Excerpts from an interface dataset
== Segment start ==

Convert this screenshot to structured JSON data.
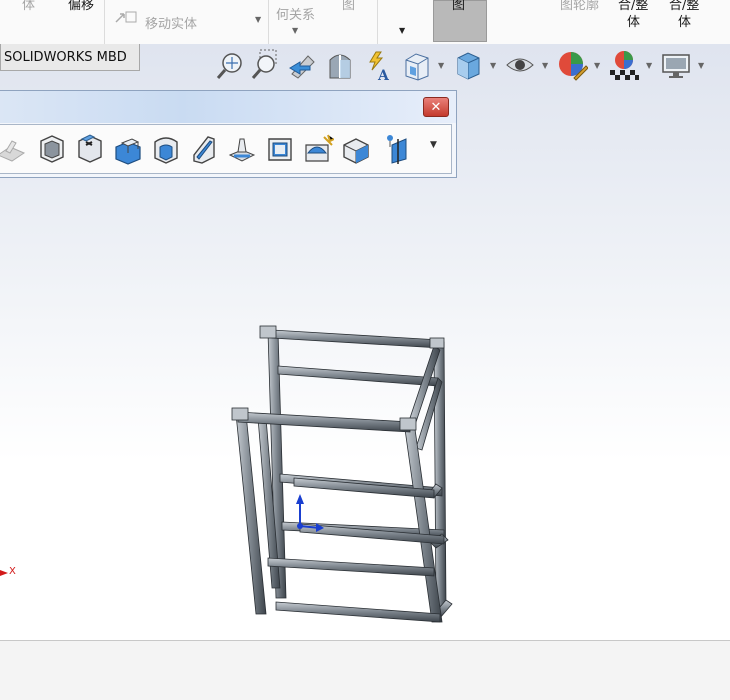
{
  "ribbon": {
    "frag_ti": "体",
    "offset_label": "偏移",
    "move_body_label": "移动实体",
    "geometry_frag": "何关系",
    "image_frag_1": "图",
    "image_frag_2": "图",
    "profile_frag": "图轮廓",
    "combine_line1": "合/整",
    "combine_line2": "体",
    "combine2_line1": "合/整",
    "combine2_line2": "体"
  },
  "tabs": {
    "mbd_label": "SOLIDWORKS MBD"
  },
  "hud_icons": [
    "zoom-to-fit-icon",
    "zoom-area-icon",
    "previous-view-icon",
    "section-view-icon",
    "dynamic-annotation-icon",
    "view-orientation-icon",
    "display-style-icon",
    "hide-show-icon",
    "edit-appearance-icon",
    "apply-scene-icon",
    "view-settings-icon"
  ],
  "feature_toolbar": {
    "close_glyph": "✕",
    "tools": [
      "rib-icon",
      "shell-icon",
      "extruded-cut-icon",
      "boss-extrude-icon",
      "fillet-icon",
      "chamfer-icon",
      "draft-icon",
      "wrap-icon",
      "dome-icon",
      "intersect-icon",
      "mirror-icon",
      "reference-plane-icon"
    ]
  },
  "axis": {
    "x_label": "X"
  },
  "colors": {
    "frame_steel": "#8e959c",
    "accent_blue": "#2060c0",
    "close_red": "#c43a2d"
  }
}
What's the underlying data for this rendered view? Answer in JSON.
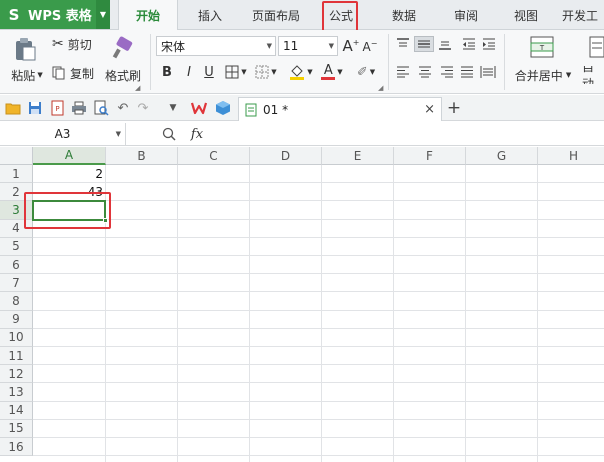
{
  "app": {
    "name": "WPS 表格",
    "logo": "S"
  },
  "menu_tabs": [
    {
      "label": "开始",
      "active": true
    },
    {
      "label": "插入",
      "active": false
    },
    {
      "label": "页面布局",
      "active": false
    },
    {
      "label": "公式",
      "active": false,
      "highlighted": true
    },
    {
      "label": "数据",
      "active": false
    },
    {
      "label": "审阅",
      "active": false
    },
    {
      "label": "视图",
      "active": false
    },
    {
      "label": "开发工",
      "active": false
    }
  ],
  "ribbon": {
    "paste_label": "粘贴",
    "cut_label": "剪切",
    "copy_label": "复制",
    "format_painter_label": "格式刷",
    "font_name": "宋体",
    "font_size": "11",
    "bold": "B",
    "italic": "I",
    "underline": "U",
    "grow_font": "A",
    "shrink_font": "A",
    "font_color_letter": "A",
    "merge_center_label": "合并居中",
    "auto_wrap_label": "自动"
  },
  "document": {
    "tab_label": "01 *",
    "close_glyph": "×",
    "new_tab_glyph": "+"
  },
  "formula_bar": {
    "name_box": "A3",
    "fx_label": "fx"
  },
  "sheet": {
    "columns": [
      "A",
      "B",
      "C",
      "D",
      "E",
      "F",
      "G",
      "H"
    ],
    "rows": [
      "1",
      "2",
      "3",
      "4",
      "5",
      "6",
      "7",
      "8",
      "9",
      "10",
      "11",
      "12",
      "13",
      "14",
      "15",
      "16"
    ],
    "selected_column": "A",
    "selected_row": "3",
    "cells": [
      {
        "ref": "A1",
        "value": "2"
      },
      {
        "ref": "A2",
        "value": "43"
      }
    ]
  },
  "colors": {
    "brand_green": "#3a9b4b",
    "highlight_red": "#e0353a",
    "selection_green": "#3c8a3c"
  }
}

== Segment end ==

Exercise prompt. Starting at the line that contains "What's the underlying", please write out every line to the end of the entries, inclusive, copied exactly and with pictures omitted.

Solution below.
What's the underlying data for this rendered view? Answer in JSON.
{
  "app": {
    "name": "WPS 表格",
    "logo": "S"
  },
  "menu_tabs": [
    {
      "label": "开始",
      "active": true
    },
    {
      "label": "插入",
      "active": false
    },
    {
      "label": "页面布局",
      "active": false
    },
    {
      "label": "公式",
      "active": false,
      "highlighted": true
    },
    {
      "label": "数据",
      "active": false
    },
    {
      "label": "审阅",
      "active": false
    },
    {
      "label": "视图",
      "active": false
    },
    {
      "label": "开发工",
      "active": false
    }
  ],
  "ribbon": {
    "paste_label": "粘贴",
    "cut_label": "剪切",
    "copy_label": "复制",
    "format_painter_label": "格式刷",
    "font_name": "宋体",
    "font_size": "11",
    "bold": "B",
    "italic": "I",
    "underline": "U",
    "grow_font": "A",
    "shrink_font": "A",
    "font_color_letter": "A",
    "merge_center_label": "合并居中",
    "auto_wrap_label": "自动"
  },
  "document": {
    "tab_label": "01 *",
    "close_glyph": "×",
    "new_tab_glyph": "+"
  },
  "formula_bar": {
    "name_box": "A3",
    "fx_label": "fx"
  },
  "sheet": {
    "columns": [
      "A",
      "B",
      "C",
      "D",
      "E",
      "F",
      "G",
      "H"
    ],
    "rows": [
      "1",
      "2",
      "3",
      "4",
      "5",
      "6",
      "7",
      "8",
      "9",
      "10",
      "11",
      "12",
      "13",
      "14",
      "15",
      "16"
    ],
    "selected_column": "A",
    "selected_row": "3",
    "cells": [
      {
        "ref": "A1",
        "value": "2"
      },
      {
        "ref": "A2",
        "value": "43"
      }
    ]
  },
  "colors": {
    "brand_green": "#3a9b4b",
    "highlight_red": "#e0353a",
    "selection_green": "#3c8a3c"
  }
}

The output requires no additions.